It's all about infrastructure: Investors in alternative automotive fuels need not limit their imaginations to liquid substances. Electric vehicles can run on anything that provides power through the grid. It doesn't matter if the source of that power is coal, nuclear, natural gas or something else.

Because today's electrical infrastructure provides barely enough juice to power our homes and gadgets -- let alone our cars, too -- Redstone believes investors ought to concentrate on ways to produce more power-generating capacity.

"The focus has to be on replacing fossil fuels with renewable sources," he said. This will require a collection of power sources, including solar, wind, geothermal and tidal. Redstone also believes ramping up nuclear power capacity is a compelling option.

But for automobiles, storing energy is also an issue. Robert Wilder, founder of the WilderHill Fuel Cell Index and the exchange-traded Wilder Clean Energy Index, says today's electric cars work well for short distances. But for longer treks, drivers need something different, such as a plug-in hybrid car that can use gas when the battery runs out of juice.

Invest in better mileage: If we are going to be stuck with gasoline engines for many more years -- and it looks like we will be -- technologies that raise fuel efficiency can also make for sound investments.

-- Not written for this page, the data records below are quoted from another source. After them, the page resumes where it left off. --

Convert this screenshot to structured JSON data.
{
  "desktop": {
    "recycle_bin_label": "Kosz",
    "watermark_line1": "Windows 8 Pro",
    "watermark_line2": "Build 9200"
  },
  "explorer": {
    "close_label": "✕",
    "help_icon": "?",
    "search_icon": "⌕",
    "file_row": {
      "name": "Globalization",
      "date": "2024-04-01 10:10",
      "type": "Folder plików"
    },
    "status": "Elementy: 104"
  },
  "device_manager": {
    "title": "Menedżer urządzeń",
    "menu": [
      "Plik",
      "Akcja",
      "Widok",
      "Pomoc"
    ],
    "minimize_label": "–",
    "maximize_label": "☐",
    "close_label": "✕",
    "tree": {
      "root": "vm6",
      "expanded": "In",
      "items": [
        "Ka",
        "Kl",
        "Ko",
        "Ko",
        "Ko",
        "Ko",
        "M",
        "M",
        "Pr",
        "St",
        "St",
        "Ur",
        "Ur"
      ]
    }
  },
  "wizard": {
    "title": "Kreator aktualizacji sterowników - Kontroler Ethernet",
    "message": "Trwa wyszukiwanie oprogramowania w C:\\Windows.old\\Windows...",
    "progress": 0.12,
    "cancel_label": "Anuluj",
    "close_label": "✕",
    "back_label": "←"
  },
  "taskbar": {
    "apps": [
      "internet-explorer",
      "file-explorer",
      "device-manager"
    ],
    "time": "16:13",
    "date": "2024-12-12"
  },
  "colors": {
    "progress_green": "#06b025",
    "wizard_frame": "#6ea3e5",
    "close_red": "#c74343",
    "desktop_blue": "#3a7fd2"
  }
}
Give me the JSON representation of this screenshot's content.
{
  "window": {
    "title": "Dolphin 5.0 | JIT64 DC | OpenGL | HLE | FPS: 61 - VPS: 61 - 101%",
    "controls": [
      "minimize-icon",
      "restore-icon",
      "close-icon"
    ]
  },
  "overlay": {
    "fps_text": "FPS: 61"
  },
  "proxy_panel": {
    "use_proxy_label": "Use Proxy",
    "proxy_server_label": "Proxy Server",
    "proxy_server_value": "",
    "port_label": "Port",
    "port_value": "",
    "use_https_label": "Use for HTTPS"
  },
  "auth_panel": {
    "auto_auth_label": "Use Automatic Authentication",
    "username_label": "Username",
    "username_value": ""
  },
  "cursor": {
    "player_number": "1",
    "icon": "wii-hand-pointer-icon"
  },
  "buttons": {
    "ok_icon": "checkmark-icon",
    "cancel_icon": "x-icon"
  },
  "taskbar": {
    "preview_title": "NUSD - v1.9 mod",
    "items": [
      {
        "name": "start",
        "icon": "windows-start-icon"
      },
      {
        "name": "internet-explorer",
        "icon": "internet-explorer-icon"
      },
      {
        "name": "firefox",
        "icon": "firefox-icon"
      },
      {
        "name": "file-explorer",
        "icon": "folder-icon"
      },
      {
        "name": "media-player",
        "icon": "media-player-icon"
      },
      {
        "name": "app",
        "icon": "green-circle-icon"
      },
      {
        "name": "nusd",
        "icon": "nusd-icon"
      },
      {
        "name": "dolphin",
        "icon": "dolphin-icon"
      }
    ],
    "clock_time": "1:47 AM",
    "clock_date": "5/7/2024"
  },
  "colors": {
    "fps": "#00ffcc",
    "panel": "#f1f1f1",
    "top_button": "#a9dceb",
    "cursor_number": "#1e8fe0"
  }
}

For investors who don't mind some exposure to the volatile automotive industry, one approach might be simply to invest in manufacturers of high-mileage vehicles. Leading makes of hybrid cars, like Toyota (TM) and Honda (HMC), fall into this category. But would-be buyers should take heed: Shares of both companies are trading at multiyear highs.

Or, you could go with an oil company: These are indeed tough times for drivers, but things have never been better for oil producers.

Companies like Exxon (XOM), Shell and BP (BP) are reporting record profits, revenues are surging and their stocks are trading at cyclical highs. Some oil firms, such as BP, are also exploring alternative energy sources.

But even clean-energy boosters like Redstone acknowledge that oil companies will be hard-pressed to find anything more lucrative than their current line of work.

"There's nothing like a fossil fuel.... You just stick a straw in the ground and it comes out," he said. "You can't beat that by building 10 million windmills."

Disclaimer: Wired News makes no representation as to the investment-worthiness of any companies mentioned in this article. Examples are provided for informational purposes only, not as a recommendation to purchase or sell any particular stock.


Copyright 2003-09 California Cars Initiative, an activity of the International Humanities Center | Site Map